[Interface dataset entries]
..........

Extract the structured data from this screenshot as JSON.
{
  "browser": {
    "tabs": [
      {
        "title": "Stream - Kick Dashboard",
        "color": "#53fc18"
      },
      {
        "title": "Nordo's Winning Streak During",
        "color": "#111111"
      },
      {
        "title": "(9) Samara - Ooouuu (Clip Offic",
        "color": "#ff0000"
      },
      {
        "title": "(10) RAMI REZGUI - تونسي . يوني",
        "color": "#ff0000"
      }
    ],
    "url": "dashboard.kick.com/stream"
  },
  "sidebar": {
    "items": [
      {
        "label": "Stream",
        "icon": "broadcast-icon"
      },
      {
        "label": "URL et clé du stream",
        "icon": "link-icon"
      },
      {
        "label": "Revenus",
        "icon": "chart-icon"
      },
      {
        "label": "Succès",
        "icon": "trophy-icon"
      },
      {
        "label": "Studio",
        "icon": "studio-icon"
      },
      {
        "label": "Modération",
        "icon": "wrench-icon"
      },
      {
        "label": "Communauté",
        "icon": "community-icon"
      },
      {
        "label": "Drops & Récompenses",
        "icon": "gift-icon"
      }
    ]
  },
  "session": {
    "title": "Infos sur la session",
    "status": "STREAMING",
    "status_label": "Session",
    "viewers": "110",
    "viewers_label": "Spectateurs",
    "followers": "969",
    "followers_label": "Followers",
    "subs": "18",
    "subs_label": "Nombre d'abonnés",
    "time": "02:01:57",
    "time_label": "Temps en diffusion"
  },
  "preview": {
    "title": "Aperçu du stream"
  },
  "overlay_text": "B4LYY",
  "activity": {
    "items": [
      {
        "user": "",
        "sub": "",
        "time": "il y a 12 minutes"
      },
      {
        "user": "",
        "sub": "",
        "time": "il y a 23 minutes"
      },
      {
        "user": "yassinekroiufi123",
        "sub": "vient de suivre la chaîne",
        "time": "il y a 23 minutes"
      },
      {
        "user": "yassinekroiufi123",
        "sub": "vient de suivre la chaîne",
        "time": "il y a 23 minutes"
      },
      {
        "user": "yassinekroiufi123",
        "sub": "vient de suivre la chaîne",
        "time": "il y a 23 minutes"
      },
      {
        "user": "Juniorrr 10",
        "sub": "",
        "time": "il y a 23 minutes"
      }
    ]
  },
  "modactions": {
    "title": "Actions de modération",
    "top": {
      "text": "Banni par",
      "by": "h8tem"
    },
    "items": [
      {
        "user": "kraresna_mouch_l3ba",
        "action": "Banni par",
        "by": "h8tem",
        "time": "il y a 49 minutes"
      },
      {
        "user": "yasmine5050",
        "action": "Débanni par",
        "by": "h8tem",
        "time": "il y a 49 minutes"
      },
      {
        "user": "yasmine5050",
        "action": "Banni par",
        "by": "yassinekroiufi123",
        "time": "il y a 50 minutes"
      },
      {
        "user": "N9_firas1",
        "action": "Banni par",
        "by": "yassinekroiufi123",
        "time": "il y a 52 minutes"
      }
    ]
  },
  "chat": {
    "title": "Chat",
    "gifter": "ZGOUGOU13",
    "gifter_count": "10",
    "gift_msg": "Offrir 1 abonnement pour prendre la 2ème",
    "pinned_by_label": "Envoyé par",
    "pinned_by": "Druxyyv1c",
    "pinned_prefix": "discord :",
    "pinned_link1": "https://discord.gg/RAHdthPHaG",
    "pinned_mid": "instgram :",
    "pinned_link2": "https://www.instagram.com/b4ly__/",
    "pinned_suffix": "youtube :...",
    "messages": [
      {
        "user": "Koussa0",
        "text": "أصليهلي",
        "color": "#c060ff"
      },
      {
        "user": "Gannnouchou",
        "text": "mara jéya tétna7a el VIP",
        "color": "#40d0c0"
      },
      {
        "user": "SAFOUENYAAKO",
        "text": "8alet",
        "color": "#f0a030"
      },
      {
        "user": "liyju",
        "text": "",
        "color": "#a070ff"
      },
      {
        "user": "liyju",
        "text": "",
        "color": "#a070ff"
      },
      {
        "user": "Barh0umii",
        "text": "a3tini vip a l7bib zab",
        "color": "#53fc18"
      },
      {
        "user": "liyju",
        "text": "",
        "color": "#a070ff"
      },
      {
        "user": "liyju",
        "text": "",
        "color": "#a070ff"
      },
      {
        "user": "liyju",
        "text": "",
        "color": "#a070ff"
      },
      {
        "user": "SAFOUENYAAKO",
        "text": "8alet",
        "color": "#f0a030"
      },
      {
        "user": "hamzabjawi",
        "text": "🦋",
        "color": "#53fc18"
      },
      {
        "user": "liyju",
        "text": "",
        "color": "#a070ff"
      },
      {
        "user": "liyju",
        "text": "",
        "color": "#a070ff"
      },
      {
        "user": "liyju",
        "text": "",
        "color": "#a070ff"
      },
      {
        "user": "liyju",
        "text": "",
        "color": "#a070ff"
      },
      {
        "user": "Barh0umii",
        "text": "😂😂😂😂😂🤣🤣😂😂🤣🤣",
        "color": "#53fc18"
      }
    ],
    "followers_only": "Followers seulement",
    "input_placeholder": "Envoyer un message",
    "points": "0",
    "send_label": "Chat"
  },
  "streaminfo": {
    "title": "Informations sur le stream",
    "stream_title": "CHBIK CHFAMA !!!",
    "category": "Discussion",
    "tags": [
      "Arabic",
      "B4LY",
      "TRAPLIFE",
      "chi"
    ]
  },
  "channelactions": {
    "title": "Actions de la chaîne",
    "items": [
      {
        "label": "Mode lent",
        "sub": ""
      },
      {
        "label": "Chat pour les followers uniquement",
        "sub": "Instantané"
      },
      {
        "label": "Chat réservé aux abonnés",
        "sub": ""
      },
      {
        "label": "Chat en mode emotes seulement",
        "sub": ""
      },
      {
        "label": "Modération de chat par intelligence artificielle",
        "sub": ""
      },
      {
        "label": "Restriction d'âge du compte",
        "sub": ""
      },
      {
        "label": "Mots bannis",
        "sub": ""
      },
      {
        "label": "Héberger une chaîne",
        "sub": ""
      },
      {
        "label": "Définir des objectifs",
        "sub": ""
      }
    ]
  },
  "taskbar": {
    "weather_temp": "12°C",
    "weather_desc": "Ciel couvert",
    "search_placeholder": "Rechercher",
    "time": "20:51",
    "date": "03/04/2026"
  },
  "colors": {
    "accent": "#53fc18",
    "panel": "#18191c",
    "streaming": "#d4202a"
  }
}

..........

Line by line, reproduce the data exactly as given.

**Solved problem**
Extract the structured data from this screenshot as JSON.
{
  "browser": {
    "tabs": [
      {
        "title": "Stream - Kick Dashboard",
        "color": "#53fc18"
      },
      {
        "title": "Nordo's Winning Streak During",
        "color": "#111111"
      },
      {
        "title": "(9) Samara - Ooouuu (Clip Offic",
        "color": "#ff0000"
      },
      {
        "title": "(10) RAMI REZGUI - تونسي . يوني",
        "color": "#ff0000"
      }
    ],
    "url": "dashboard.kick.com/stream"
  },
  "sidebar": {
    "items": [
      {
        "label": "Stream",
        "icon": "broadcast-icon"
      },
      {
        "label": "URL et clé du stream",
        "icon": "link-icon"
      },
      {
        "label": "Revenus",
        "icon": "chart-icon"
      },
      {
        "label": "Succès",
        "icon": "trophy-icon"
      },
      {
        "label": "Studio",
        "icon": "studio-icon"
      },
      {
        "label": "Modération",
        "icon": "wrench-icon"
      },
      {
        "label": "Communauté",
        "icon": "community-icon"
      },
      {
        "label": "Drops & Récompenses",
        "icon": "gift-icon"
      }
    ]
  },
  "session": {
    "title": "Infos sur la session",
    "status": "STREAMING",
    "status_label": "Session",
    "viewers": "110",
    "viewers_label": "Spectateurs",
    "followers": "969",
    "followers_label": "Followers",
    "subs": "18",
    "subs_label": "Nombre d'abonnés",
    "time": "02:01:57",
    "time_label": "Temps en diffusion"
  },
  "preview": {
    "title": "Aperçu du stream"
  },
  "overlay_text": "B4LYY",
  "activity": {
    "items": [
      {
        "user": "",
        "sub": "",
        "time": "il y a 12 minutes"
      },
      {
        "user": "",
        "sub": "",
        "time": "il y a 23 minutes"
      },
      {
        "user": "yassinekroiufi123",
        "sub": "vient de suivre la chaîne",
        "time": "il y a 23 minutes"
      },
      {
        "user": "yassinekroiufi123",
        "sub": "vient de suivre la chaîne",
        "time": "il y a 23 minutes"
      },
      {
        "user": "yassinekroiufi123",
        "sub": "vient de suivre la chaîne",
        "time": "il y a 23 minutes"
      },
      {
        "user": "Juniorrr 10",
        "sub": "",
        "time": "il y a 23 minutes"
      }
    ]
  },
  "modactions": {
    "title": "Actions de modération",
    "top": {
      "text": "Banni par",
      "by": "h8tem"
    },
    "items": [
      {
        "user": "kraresna_mouch_l3ba",
        "action": "Banni par",
        "by": "h8tem",
        "time": "il y a 49 minutes"
      },
      {
        "user": "yasmine5050",
        "action": "Débanni par",
        "by": "h8tem",
        "time": "il y a 49 minutes"
      },
      {
        "user": "yasmine5050",
        "action": "Banni par",
        "by": "yassinekroiufi123",
        "time": "il y a 50 minutes"
      },
      {
        "user": "N9_firas1",
        "action": "Banni par",
        "by": "yassinekroiufi123",
        "time": "il y a 52 minutes"
      }
    ]
  },
  "chat": {
    "title": "Chat",
    "gifter": "ZGOUGOU13",
    "gifter_count": "10",
    "gift_msg": "Offrir 1 abonnement pour prendre la 2ème",
    "pinned_by_label": "Envoyé par",
    "pinned_by": "Druxyyv1c",
    "pinned_prefix": "discord :",
    "pinned_link1": "https://discord.gg/RAHdthPHaG",
    "pinned_mid": "instgram :",
    "pinned_link2": "https://www.instagram.com/b4ly__/",
    "pinned_suffix": "youtube :...",
    "messages": [
      {
        "user": "Koussa0",
        "text": "أصليهلي",
        "color": "#c060ff"
      },
      {
        "user": "Gannnouchou",
        "text": "mara jéya tétna7a el VIP",
        "color": "#40d0c0"
      },
      {
        "user": "SAFOUENYAAKO",
        "text": "8alet",
        "color": "#f0a030"
      },
      {
        "user": "liyju",
        "text": "",
        "color": "#a070ff"
      },
      {
        "user": "liyju",
        "text": "",
        "color": "#a070ff"
      },
      {
        "user": "Barh0umii",
        "text": "a3tini vip a l7bib zab",
        "color": "#53fc18"
      },
      {
        "user": "liyju",
        "text": "",
        "color": "#a070ff"
      },
      {
        "user": "liyju",
        "text": "",
        "color": "#a070ff"
      },
      {
        "user": "liyju",
        "text": "",
        "color": "#a070ff"
      },
      {
        "user": "SAFOUENYAAKO",
        "text": "8alet",
        "color": "#f0a030"
      },
      {
        "user": "hamzabjawi",
        "text": "🦋",
        "color": "#53fc18"
      },
      {
        "user": "liyju",
        "text": "",
        "color": "#a070ff"
      },
      {
        "user": "liyju",
        "text": "",
        "color": "#a070ff"
      },
      {
        "user": "liyju",
        "text": "",
        "color": "#a070ff"
      },
      {
        "user": "liyju",
        "text": "",
        "color": "#a070ff"
      },
      {
        "user": "Barh0umii",
        "text": "😂😂😂😂😂🤣🤣😂😂🤣🤣",
        "color": "#53fc18"
      }
    ],
    "followers_only": "Followers seulement",
    "input_placeholder": "Envoyer un message",
    "points": "0",
    "send_label": "Chat"
  },
  "streaminfo": {
    "title": "Informations sur le stream",
    "stream_title": "CHBIK CHFAMA !!!",
    "category": "Discussion",
    "tags": [
      "Arabic",
      "B4LY",
      "TRAPLIFE",
      "chi"
    ]
  },
  "channelactions": {
    "title": "Actions de la chaîne",
    "items": [
      {
        "label": "Mode lent",
        "sub": ""
      },
      {
        "label": "Chat pour les followers uniquement",
        "sub": "Instantané"
      },
      {
        "label": "Chat réservé aux abonnés",
        "sub": ""
      },
      {
        "label": "Chat en mode emotes seulement",
        "sub": ""
      },
      {
        "label": "Modération de chat par intelligence artificielle",
        "sub": ""
      },
      {
        "label": "Restriction d'âge du compte",
        "sub": ""
      },
      {
        "label": "Mots bannis",
        "sub": ""
      },
      {
        "label": "Héberger une chaîne",
        "sub": ""
      },
      {
        "label": "Définir des objectifs",
        "sub": ""
      }
    ]
  },
  "taskbar": {
    "weather_temp": "12°C",
    "weather_desc": "Ciel couvert",
    "search_placeholder": "Rechercher",
    "time": "20:51",
    "date": "03/04/2026"
  },
  "colors": {
    "accent": "#53fc18",
    "panel": "#18191c",
    "streaming": "#d4202a"
  }
}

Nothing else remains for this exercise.